We document robust empirical evidence that, after controlling for idiosyncratic volatility, large stocks earn significantly higher returns than small stocks. Our empirical results indicate that idiosyncratic volatility is positively related to return, but negatively related to size. Hence, failure to control for idiosyncratic volatility generates a downward omitted variable bias and leads to the widely documented negative relation between size and return. We explain the two contrasting size-return relations, with and without the control for idiosyncratic volatility, in a parsimonious equilibrium model that incorporates three empirical regularities: some individual investors are under-diversified; small stocks have higher idiosyncratic volatilities than large stocks; and large stocks, relative to their size, are held by fewer investors than small stocks.
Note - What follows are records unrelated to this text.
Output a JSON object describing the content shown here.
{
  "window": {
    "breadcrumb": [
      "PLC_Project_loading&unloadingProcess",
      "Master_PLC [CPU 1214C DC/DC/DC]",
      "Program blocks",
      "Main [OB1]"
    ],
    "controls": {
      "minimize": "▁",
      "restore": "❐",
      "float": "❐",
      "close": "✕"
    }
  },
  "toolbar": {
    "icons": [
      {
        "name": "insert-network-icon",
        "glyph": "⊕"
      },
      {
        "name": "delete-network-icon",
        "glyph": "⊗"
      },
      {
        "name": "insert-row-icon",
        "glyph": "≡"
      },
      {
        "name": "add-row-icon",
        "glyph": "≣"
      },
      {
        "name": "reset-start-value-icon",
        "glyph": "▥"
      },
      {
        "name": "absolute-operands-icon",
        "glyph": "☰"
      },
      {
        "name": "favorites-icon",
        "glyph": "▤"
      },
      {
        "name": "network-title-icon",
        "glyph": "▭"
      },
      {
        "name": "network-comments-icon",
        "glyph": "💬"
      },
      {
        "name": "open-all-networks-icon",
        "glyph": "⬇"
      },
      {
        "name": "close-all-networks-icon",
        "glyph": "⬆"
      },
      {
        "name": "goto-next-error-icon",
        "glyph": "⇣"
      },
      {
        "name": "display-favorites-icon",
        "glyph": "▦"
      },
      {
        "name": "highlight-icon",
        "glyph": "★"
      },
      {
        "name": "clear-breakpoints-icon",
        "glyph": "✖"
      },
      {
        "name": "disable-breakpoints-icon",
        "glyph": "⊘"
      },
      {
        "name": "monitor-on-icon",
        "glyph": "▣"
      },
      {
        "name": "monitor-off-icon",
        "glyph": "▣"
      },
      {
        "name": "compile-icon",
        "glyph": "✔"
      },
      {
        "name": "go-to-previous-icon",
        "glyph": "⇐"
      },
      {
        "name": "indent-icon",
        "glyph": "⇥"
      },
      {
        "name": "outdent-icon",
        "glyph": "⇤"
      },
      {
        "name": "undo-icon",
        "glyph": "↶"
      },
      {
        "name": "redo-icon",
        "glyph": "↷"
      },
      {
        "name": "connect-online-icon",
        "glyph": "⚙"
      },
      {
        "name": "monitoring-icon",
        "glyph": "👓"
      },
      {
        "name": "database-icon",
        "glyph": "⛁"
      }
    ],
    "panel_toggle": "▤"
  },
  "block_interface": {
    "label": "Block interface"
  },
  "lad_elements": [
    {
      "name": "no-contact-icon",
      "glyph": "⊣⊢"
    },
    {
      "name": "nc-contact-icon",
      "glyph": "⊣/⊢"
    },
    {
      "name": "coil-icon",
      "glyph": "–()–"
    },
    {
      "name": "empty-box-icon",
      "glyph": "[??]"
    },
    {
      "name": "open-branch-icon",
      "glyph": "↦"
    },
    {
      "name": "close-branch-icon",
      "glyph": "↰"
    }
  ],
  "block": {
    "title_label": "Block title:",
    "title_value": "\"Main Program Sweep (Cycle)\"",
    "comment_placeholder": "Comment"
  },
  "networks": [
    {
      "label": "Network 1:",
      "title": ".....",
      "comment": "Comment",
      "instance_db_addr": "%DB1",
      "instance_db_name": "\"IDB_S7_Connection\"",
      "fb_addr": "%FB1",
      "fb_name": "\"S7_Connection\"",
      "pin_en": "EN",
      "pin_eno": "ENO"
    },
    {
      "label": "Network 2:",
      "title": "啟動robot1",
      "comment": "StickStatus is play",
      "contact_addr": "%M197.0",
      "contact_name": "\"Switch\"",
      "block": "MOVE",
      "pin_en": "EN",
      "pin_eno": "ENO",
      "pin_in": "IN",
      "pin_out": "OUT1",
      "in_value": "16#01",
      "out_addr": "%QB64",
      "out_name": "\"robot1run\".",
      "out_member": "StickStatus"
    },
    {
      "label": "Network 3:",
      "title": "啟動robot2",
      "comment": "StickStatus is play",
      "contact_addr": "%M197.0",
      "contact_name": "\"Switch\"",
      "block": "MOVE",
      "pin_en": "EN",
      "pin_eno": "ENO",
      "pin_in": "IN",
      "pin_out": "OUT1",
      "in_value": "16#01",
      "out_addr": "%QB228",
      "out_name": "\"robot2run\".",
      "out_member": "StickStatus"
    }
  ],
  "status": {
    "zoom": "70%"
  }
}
Investors follow mean-variance optimization to allocate wealth among their stocks. To clear the markets, large stocks have to o er higher expected returns to induce their relatively smaller number of investors to allocate more of their wealth. This positive size-return relation is masked because small firms have higher idiosyncratic volatilities and therefore earn higher returns as a result of investor under-diversification.
size effect, cross-section of stock returns, investor under-diversification
Business | Finance and Financial Management
FU, Fangjian and YANG, Wei.
Size and Return: A New Perspective. (2012). Research Collection Lee Kong Chian School Of Business.
Available at: http://ink.library.smu.edu.sg/lkcsb_research/3223